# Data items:
****************************************

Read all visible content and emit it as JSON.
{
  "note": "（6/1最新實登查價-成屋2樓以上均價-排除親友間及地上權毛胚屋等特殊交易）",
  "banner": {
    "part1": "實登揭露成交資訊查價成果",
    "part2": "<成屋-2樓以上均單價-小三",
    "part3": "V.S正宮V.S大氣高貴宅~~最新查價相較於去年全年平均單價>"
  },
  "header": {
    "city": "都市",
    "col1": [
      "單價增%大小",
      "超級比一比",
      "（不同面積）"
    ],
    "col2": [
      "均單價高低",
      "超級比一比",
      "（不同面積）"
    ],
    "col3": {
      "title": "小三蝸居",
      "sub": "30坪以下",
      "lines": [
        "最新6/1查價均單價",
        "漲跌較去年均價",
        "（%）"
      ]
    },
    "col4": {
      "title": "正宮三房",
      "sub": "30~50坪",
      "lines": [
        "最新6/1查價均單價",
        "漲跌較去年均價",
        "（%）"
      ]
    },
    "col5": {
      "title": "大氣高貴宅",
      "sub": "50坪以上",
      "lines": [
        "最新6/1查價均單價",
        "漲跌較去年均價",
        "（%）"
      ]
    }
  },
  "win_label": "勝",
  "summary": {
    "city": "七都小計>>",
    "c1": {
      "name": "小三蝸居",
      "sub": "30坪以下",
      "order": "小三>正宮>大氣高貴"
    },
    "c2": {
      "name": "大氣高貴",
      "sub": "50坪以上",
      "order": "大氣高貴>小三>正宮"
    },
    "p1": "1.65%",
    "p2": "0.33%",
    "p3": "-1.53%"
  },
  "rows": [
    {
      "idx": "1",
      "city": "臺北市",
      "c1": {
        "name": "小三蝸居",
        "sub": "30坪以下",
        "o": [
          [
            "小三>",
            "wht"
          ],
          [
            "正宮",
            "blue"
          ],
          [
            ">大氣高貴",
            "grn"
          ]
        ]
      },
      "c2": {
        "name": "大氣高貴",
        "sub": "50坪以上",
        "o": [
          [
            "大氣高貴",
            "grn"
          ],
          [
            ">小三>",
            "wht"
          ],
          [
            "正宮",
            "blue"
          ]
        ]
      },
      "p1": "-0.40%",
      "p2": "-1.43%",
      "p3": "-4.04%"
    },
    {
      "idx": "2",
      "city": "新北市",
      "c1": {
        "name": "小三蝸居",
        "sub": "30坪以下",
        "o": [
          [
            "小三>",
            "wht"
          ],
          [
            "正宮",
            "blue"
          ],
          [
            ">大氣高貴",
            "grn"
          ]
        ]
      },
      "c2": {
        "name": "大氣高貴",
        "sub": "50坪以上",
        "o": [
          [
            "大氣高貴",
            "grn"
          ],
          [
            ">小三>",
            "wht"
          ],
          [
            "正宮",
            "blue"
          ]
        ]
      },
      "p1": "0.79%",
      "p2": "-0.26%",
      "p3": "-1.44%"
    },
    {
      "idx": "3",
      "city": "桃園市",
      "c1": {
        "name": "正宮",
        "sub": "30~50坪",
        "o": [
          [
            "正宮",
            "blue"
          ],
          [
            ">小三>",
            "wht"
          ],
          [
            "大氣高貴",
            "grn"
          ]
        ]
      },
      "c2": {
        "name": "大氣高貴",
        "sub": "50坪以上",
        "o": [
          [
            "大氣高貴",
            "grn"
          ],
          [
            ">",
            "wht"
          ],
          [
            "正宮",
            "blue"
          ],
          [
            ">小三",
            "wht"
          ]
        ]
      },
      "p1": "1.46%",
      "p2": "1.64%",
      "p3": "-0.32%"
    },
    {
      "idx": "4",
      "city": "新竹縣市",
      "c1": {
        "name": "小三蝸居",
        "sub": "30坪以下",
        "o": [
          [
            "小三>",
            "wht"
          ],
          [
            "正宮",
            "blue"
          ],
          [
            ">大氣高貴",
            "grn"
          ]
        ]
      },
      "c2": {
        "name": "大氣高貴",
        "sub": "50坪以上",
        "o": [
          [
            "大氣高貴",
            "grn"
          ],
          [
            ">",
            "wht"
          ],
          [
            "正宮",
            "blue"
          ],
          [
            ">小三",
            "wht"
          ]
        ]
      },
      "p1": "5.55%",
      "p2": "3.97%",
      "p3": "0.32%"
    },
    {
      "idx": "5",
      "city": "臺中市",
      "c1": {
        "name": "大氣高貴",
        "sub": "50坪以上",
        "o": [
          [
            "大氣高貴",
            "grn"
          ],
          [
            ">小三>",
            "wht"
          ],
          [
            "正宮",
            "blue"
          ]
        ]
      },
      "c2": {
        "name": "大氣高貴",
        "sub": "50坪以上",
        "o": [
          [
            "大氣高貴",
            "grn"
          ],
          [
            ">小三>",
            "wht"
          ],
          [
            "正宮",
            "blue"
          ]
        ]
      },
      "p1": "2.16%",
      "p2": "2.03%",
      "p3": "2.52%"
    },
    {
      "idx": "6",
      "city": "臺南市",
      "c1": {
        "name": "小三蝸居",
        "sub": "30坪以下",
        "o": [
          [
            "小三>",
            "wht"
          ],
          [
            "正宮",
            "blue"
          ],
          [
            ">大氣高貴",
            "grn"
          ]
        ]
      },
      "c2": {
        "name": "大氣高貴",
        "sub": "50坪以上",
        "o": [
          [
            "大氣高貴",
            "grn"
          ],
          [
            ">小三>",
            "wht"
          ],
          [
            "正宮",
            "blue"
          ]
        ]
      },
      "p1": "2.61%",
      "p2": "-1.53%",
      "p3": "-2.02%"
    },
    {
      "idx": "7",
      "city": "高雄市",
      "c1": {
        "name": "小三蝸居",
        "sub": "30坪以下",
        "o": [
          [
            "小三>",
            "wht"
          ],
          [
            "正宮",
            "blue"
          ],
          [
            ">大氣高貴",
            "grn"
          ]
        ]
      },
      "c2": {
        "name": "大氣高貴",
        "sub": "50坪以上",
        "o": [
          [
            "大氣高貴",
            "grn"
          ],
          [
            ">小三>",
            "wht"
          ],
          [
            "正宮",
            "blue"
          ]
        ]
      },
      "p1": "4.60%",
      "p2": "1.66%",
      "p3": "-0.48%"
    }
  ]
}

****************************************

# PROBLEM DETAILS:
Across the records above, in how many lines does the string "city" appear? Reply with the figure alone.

# COMPLETED EXERCISE:
9